This might come as a bit of a surprise reviewing a camera that is nearly 2 years old – but I’ve been using in our studio for the past year, and I’ve got a few things to say.
In the wake of the highly esteemed 7D, the 60D took the XXD line in a new direction with a slightly dumbed down feature set. Having been a long time user of the XXD line, what I’ll do mostly in this review is address each of these changes. Here we go…
One of the best features of this camera, in my opinion, is the swivel LCD screen. I’ve done more than a few studio shoots where this swivel screen was a life saver. With it, you can shoot at low or high angles without having to crouch down or get in awkward positions to see the screen or adjust your settings. I can’t state how valuable this is. I only wish it would trickle up to one of Canon’s full frame cameras…
The 60D was widely derided upon release in part due to its cheaper plastic shell. Personally, I don’t think it makes one bit of difference – except for maybe making the camera lighter. Also, how often have you heard of these things breaking or cracking? Right…
I was concerned about the locking mode dial, thinking it would be a pain to adjust each time. While I would still prefer no locking button, in practice it hasn’t been that bad. But why they placed the movie mode on the far side of the wheel is beyond me, especially when you can’t rotate non-stop. Even my humble little S100 can do this.
The 60D lost the joystick of the previous models and replaced it with an 8-way controller around the set button. It doesn’t have the most precise tactile sensation, but it works well enough, and I’d say at least as good as the joystick did. It also works double as navigation in the menus, not just for AF points, which is nice.
The new swivel screen forced all of the buttons form the left over to the right side of the camera – which is just as well because it means one handed operation is much easier now, especially with the Q button right by your thumb. The top plate controls have been simplified to one function – which actually makes things less confusing. Ergonomically, it’s a fantastic camera.
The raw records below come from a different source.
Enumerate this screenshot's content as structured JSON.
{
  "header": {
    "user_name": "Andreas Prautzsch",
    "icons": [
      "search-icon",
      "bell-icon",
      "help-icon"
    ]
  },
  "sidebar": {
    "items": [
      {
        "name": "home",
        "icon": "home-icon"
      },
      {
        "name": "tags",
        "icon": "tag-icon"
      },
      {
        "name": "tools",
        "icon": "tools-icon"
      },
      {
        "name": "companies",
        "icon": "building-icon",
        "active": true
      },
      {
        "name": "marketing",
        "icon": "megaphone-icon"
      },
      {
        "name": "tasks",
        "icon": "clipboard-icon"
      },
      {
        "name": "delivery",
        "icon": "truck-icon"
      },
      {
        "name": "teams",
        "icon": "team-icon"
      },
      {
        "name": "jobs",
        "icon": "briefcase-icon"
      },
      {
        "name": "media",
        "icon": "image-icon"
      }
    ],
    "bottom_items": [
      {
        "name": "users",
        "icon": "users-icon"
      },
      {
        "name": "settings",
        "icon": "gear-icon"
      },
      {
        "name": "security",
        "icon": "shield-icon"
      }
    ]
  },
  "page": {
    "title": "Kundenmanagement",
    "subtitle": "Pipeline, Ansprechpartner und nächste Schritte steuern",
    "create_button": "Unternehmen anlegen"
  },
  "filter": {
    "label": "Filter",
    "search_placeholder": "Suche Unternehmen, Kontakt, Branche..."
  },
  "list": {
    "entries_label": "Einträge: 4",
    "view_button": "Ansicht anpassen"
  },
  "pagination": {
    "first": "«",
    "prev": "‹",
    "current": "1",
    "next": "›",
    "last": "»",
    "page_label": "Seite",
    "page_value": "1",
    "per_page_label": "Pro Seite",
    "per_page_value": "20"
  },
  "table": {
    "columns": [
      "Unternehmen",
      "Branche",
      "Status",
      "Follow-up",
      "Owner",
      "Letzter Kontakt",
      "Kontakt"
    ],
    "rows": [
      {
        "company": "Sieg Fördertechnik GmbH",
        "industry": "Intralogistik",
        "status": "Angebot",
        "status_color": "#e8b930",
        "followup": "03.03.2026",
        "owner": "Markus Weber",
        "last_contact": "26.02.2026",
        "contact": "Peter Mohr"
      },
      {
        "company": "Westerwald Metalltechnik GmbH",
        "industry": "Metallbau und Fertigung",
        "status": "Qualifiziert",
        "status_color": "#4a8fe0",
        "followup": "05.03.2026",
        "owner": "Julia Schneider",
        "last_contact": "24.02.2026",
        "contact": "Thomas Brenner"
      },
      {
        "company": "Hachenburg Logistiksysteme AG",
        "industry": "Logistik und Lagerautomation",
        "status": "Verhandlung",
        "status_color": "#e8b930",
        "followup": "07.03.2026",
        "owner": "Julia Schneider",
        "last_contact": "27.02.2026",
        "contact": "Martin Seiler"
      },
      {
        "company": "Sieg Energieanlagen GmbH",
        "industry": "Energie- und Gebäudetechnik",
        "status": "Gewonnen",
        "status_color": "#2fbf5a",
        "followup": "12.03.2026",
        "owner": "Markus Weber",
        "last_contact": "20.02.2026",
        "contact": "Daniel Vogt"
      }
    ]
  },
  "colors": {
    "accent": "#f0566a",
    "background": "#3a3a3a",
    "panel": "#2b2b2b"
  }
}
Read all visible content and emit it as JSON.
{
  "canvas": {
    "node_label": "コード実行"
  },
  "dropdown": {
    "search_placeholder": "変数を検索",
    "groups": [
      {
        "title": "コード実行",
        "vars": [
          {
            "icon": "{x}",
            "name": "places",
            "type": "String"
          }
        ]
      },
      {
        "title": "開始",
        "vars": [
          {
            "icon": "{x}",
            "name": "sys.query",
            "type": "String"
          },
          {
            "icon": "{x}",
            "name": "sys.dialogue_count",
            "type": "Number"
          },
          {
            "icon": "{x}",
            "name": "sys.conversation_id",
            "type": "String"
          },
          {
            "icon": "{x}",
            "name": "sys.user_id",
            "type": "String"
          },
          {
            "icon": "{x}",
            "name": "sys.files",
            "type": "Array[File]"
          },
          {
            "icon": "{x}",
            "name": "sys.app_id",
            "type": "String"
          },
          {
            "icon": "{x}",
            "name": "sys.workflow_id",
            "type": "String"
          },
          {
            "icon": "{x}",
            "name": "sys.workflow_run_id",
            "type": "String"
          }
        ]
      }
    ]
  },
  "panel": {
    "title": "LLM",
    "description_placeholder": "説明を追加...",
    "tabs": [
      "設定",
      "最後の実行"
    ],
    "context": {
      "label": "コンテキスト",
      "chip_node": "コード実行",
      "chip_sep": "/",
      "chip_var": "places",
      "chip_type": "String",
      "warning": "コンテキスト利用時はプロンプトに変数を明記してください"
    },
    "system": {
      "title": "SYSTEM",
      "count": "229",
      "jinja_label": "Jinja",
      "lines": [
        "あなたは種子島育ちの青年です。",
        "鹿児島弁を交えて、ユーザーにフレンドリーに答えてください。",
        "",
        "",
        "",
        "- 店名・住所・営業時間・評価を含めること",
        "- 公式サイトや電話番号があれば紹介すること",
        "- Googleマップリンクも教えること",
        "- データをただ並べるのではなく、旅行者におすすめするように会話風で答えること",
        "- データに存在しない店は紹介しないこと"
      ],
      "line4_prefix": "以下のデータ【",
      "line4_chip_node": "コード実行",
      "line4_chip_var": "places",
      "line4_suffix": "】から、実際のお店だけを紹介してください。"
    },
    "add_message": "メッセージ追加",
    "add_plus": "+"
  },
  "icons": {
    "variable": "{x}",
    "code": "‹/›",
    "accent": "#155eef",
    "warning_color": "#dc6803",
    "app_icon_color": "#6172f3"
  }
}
The 60D inherited the 18MP sensor of the 7D, and you can’t argue there. While not as good a performer as the sensor in its rival – the Nikon D7000 – it’s no slouch and produces fine looking files. Just don’t count on ISO 12,800 anytime soon, although 6400 can be useable in a pinch.
THe 60D was the first Canon to include TTL control of Canon Speedlites – which is a feature that Nikon has had for years. This is a huge advantage for those doing off-camera flash photography. No need to buy an ST-E2 or other triggers. Although if you’re firing speedlites other than Canon, you’ll need some triggers.
My conclusion? Despite the fact the camera was subject to quite a lot of abuse and criticism, it has served my needs well. Aside from what I’ve already mentioned, it has a wonderfully comfortable grip, reduced size for more portability, and a bargain price that comes in under a grand. Despite it not being full frame, or housed in a magnesium alloy shell, or sporting the latest and greatest AF – it has been my go-to camera in the studio, thanks in large part to the extremely useful swivel screen and rock solid image quality.